[Entries provided]

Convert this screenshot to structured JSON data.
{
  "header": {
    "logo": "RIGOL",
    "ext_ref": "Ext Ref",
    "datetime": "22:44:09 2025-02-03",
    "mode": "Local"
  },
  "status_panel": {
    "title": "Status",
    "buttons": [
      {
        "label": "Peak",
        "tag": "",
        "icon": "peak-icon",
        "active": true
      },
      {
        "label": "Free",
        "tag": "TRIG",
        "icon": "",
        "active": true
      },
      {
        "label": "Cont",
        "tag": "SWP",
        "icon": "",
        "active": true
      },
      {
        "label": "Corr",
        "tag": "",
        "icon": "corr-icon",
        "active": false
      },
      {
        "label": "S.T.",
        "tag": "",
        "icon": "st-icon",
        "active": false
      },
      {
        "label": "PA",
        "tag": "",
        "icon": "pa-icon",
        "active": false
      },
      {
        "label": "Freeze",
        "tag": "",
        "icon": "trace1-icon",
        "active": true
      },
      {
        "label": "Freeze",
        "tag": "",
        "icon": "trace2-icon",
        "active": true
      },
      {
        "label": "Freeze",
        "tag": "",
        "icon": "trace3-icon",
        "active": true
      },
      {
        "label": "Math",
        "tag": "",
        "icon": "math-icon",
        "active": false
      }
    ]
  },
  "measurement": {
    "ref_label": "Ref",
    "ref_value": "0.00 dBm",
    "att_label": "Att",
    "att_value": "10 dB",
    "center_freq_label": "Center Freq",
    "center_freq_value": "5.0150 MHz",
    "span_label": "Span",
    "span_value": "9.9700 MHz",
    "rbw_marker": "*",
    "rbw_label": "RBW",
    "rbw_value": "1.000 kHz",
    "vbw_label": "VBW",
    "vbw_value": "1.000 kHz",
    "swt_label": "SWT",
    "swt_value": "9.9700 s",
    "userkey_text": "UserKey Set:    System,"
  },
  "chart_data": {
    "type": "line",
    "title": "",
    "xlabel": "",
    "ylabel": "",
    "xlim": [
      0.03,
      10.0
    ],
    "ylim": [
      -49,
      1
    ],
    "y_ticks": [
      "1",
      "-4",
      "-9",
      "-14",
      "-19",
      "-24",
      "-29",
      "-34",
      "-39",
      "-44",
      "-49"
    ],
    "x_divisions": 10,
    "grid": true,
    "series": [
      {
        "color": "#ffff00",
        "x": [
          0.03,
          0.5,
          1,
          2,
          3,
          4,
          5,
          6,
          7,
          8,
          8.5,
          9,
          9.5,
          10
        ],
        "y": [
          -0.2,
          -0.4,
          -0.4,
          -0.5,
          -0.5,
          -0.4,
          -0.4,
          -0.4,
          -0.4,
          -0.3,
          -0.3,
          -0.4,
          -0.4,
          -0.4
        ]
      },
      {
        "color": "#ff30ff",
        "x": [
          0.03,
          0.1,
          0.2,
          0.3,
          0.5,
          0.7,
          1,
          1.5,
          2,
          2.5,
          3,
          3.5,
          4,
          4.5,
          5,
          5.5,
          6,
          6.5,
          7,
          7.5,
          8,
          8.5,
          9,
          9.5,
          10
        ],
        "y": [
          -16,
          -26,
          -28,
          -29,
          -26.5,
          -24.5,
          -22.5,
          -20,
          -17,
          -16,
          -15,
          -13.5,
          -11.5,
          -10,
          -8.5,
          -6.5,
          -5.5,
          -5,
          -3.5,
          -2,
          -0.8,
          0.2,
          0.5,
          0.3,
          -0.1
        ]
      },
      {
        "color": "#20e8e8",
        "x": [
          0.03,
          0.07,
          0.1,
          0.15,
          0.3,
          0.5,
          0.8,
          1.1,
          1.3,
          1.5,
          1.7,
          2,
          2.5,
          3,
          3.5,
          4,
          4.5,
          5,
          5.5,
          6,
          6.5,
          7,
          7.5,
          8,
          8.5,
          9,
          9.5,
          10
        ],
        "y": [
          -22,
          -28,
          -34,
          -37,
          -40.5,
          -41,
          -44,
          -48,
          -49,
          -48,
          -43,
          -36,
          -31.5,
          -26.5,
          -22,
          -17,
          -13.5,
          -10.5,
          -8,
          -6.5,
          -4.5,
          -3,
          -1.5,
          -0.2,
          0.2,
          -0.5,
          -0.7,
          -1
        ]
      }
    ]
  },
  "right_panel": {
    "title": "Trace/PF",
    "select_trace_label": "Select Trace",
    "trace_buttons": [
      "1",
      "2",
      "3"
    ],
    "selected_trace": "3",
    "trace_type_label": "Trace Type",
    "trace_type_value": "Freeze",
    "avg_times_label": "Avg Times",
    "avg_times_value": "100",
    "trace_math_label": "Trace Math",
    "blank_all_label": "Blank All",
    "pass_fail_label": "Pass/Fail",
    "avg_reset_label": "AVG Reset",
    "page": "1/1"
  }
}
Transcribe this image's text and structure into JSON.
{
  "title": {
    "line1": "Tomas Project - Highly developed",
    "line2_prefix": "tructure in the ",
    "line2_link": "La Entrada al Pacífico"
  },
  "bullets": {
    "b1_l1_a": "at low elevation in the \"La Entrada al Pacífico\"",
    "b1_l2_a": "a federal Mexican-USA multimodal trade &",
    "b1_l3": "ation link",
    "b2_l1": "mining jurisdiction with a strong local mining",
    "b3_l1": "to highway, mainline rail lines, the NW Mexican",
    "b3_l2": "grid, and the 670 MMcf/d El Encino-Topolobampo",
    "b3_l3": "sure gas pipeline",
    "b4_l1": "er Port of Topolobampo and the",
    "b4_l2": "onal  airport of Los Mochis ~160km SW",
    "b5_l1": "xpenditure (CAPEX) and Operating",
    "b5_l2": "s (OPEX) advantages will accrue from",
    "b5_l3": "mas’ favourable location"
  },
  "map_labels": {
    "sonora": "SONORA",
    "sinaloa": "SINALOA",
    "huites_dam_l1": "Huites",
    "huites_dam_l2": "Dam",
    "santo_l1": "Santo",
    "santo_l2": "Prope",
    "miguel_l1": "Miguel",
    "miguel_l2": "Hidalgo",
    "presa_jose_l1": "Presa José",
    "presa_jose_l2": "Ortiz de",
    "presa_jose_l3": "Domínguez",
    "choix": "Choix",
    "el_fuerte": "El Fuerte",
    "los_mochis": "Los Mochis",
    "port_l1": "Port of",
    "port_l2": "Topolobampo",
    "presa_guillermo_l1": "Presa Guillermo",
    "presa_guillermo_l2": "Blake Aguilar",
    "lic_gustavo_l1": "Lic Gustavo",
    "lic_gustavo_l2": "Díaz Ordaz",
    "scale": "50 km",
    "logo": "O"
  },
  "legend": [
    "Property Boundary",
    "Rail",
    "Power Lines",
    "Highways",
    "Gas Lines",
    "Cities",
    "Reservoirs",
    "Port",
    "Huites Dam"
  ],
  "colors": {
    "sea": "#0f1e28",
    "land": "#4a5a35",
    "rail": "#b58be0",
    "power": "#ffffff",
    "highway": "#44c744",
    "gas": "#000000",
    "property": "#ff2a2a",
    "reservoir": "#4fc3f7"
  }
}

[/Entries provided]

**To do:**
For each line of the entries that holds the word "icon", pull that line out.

**Task output:**
        "icon": "peak-icon",
        "icon": "",
        "icon": "",
        "icon": "corr-icon",
        "icon": "st-icon",
        "icon": "pa-icon",
        "icon": "trace1-icon",
        "icon": "trace2-icon",
        "icon": "trace3-icon",
        "icon": "math-icon",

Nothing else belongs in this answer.